Words related to gift tax

a tax imposed on transfers of property by gift during the lifetime of the giver

References in periodicals archive ?
The trust also set aside over $1 million for charity under IRC Section 642(c), which allows funds to be permanently earmarked for eventual distribution to charity--and, therefore, renders them unavailable to pay gift taxes.
Payments made directly for medical or educational bills are not considered gifts for gift tax purposes, and therefore are not subject to gift taxes (the funds should be paid to the provider of medical services or the educational institution, not to the donee).
Regardless of income levels, a donor may contribute $12,000 per year, per beneficiary, or $60,000 in a single five-year period ($120,000 for married couples) without triggering gift taxes.
Typically, a net gift results when the donee agrees, as a condition of the gift, to pay gift taxes on the transfer.
Between now and the end of the decade, the exemption amounts for the estate and gift taxes, currently combined through a unified system of taxation, will increase to $3.

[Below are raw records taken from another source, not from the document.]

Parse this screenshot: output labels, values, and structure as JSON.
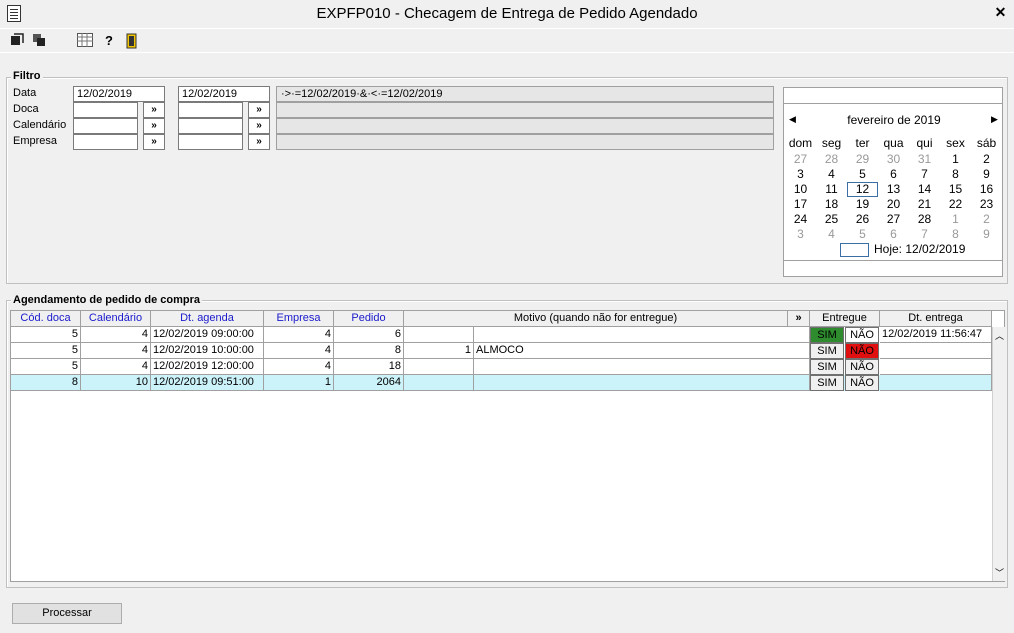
{
  "window": {
    "title": "EXPFP010 - Checagem de Entrega de Pedido Agendado",
    "close_icon": "close-icon"
  },
  "toolbar": {
    "icons": [
      "export-icon",
      "copy-icon",
      "grid-icon",
      "help-icon",
      "exit-door-icon"
    ]
  },
  "filter": {
    "legend": "Filtro",
    "rows": [
      {
        "label": "Data",
        "from": "12/02/2019",
        "to": "12/02/2019",
        "expr": "·>·=12/02/2019·&·<·=12/02/2019"
      },
      {
        "label": "Doca",
        "from": "",
        "to": "",
        "expr": ""
      },
      {
        "label": "Calendário",
        "from": "",
        "to": "",
        "expr": ""
      },
      {
        "label": "Empresa",
        "from": "",
        "to": "",
        "expr": ""
      }
    ],
    "lookup_label": "»"
  },
  "calendar": {
    "month": "fevereiro de 2019",
    "weekdays": [
      "dom",
      "seg",
      "ter",
      "qua",
      "qui",
      "sex",
      "sáb"
    ],
    "weeks": [
      [
        "27",
        "28",
        "29",
        "30",
        "31",
        "1",
        "2"
      ],
      [
        "3",
        "4",
        "5",
        "6",
        "7",
        "8",
        "9"
      ],
      [
        "10",
        "11",
        "12",
        "13",
        "14",
        "15",
        "16"
      ],
      [
        "17",
        "18",
        "19",
        "20",
        "21",
        "22",
        "23"
      ],
      [
        "24",
        "25",
        "26",
        "27",
        "28",
        "1",
        "2"
      ],
      [
        "3",
        "4",
        "5",
        "6",
        "7",
        "8",
        "9"
      ]
    ],
    "today": "Hoje: 12/02/2019"
  },
  "grid": {
    "legend": "Agendamento de pedido de compra",
    "columns": [
      "Cód. doca",
      "Calendário",
      "Dt. agenda",
      "Empresa",
      "Pedido",
      "Motivo (quando não for entregue)",
      "»",
      "Entregue",
      "Dt. entrega"
    ],
    "sim_label": "SIM",
    "nao_label": "NÃO",
    "rows": [
      {
        "doca": "5",
        "calendario": "4",
        "agenda": "12/02/2019 09:00:00",
        "empresa": "4",
        "pedido": "6",
        "motivo_cod": "",
        "motivo": "",
        "entregue": "SIM",
        "dt_entrega": "12/02/2019 11:56:47"
      },
      {
        "doca": "5",
        "calendario": "4",
        "agenda": "12/02/2019 10:00:00",
        "empresa": "4",
        "pedido": "8",
        "motivo_cod": "1",
        "motivo": "ALMOCO",
        "entregue": "NAO",
        "dt_entrega": ""
      },
      {
        "doca": "5",
        "calendario": "4",
        "agenda": "12/02/2019 12:00:00",
        "empresa": "4",
        "pedido": "18",
        "motivo_cod": "",
        "motivo": "",
        "entregue": "",
        "dt_entrega": ""
      },
      {
        "doca": "8",
        "calendario": "10",
        "agenda": "12/02/2019 09:51:00",
        "empresa": "1",
        "pedido": "2064",
        "motivo_cod": "",
        "motivo": "",
        "entregue": "",
        "dt_entrega": ""
      }
    ]
  },
  "actions": {
    "process_label": "Processar"
  },
  "colors": {
    "sim_active": "#2e8b2e",
    "nao_active": "#e01010",
    "selected_row": "#cdf3fa"
  }
}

Willet and Betty had elected to be jointly and severally liable for the gift taxes under IKC sections 2513(a) and (d).
Assuming the gift taxes are filed in 2002 the tax on the first $1 million (with a unified credit of $345,800) is subtracted from the tentative tax to arrive at a tax due.
The proposed plan to integrate inheritance and gift taxes calls for harmonizing rates and brackets of both taxes, so that inheritance tax deductions can be used for the gift tax as well, the members said.

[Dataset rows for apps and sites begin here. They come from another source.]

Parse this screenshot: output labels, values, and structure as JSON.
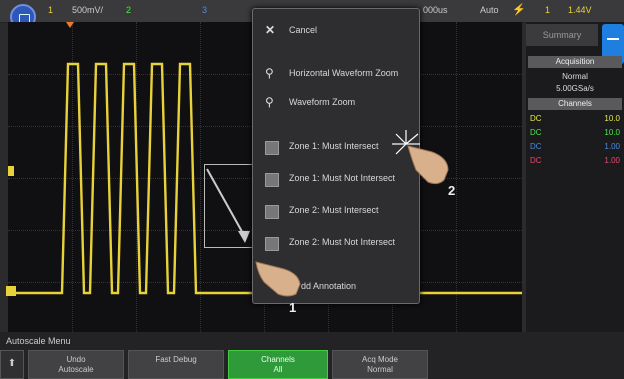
{
  "top_bar": {
    "ch1_num": "1",
    "ch1_scale": "500mV/",
    "ch2_num": "2",
    "ch3_num": "3",
    "timebase": "000us",
    "trigger_mode": "Auto",
    "trig_ch": "1",
    "trig_level": "1.44V"
  },
  "menu": {
    "cancel": "Cancel",
    "horizontal_zoom": "Horizontal Waveform Zoom",
    "waveform_zoom": "Waveform Zoom",
    "zone1_must": "Zone 1: Must Intersect",
    "zone1_not": "Zone 1: Must Not Intersect",
    "zone2_must": "Zone 2: Must Intersect",
    "zone2_not": "Zone 2: Must Not Intersect",
    "add_annotation": "dd Annotation"
  },
  "callouts": {
    "one": "1",
    "two": "2"
  },
  "right_panel": {
    "summary_tab": "Summary",
    "acq_header": "Acquisition",
    "acq_mode": "Normal",
    "acq_rate": "5.00GSa/s",
    "channels_header": "Channels",
    "channels": [
      {
        "coupling": "DC",
        "value": "10.0",
        "color": "#e8e84a"
      },
      {
        "coupling": "DC",
        "value": "10.0",
        "color": "#4ae84a"
      },
      {
        "coupling": "DC",
        "value": "1.00",
        "color": "#4a8ae8"
      },
      {
        "coupling": "DC",
        "value": "1.00",
        "color": "#e84a6a"
      }
    ]
  },
  "bottom": {
    "title": "Autoscale Menu",
    "keys": [
      {
        "line1": "Undo",
        "line2": "Autoscale"
      },
      {
        "line1": "Fast Debug",
        "line2": ""
      },
      {
        "line1": "Channels",
        "line2": "All"
      },
      {
        "line1": "Acq Mode",
        "line2": "Normal"
      }
    ]
  },
  "colors": {
    "ch1": "#e8d23a",
    "accent": "#1f7fe0",
    "active_softkey": "#2e9a3a"
  }
}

The entire proceeds pass to your heirs free of further estate and gift taxes.
With a family loan, the individual providing the money should be sure to charge an interest rate that reflects a fair market value, or the loan may become subject to federal gift taxes.

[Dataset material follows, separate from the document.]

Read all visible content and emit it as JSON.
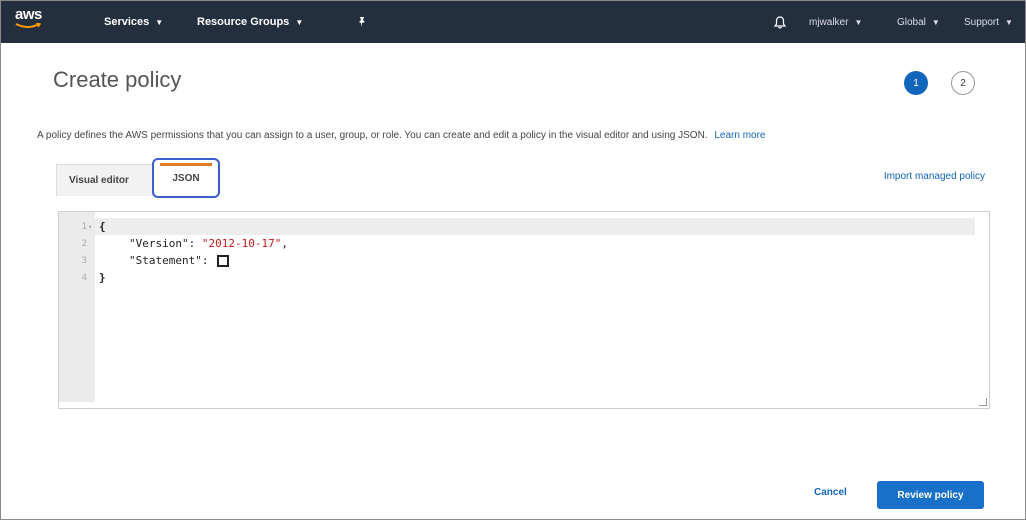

There is a lifetime exemption from gift taxes of up to $1 million, but use of this exemption also counts against the estate tax exemption ($2 million in 2008).
IRC Section 2035(b), also known as the "gross-up rule," increases the value of an estate by the amount of any gift taxes that the decedent or the decedent's estate pays within three years of death.
Not only are there no gift taxes on gifts of up to $13,000 per year, as indexed in 2009 and 2010 for inflation, to any one individual, but the value of the gift and all subsequent appreciation on the gift are removed from the donor's taxable estate.
According to the dissents, this interpretation was wrong because the regulations did not say "federal income tax purposes," and the regulation drafters could have specifically excluded federal gift taxes from the scope of the regulations had that been their intent.
Obtaining the treatment for defective grantor trusts described in Situations 1 and 3 is very desirable because it enables a grantor to make "economic gifts" to a trust beneficiary without subjecting these "gifts" to gift taxes.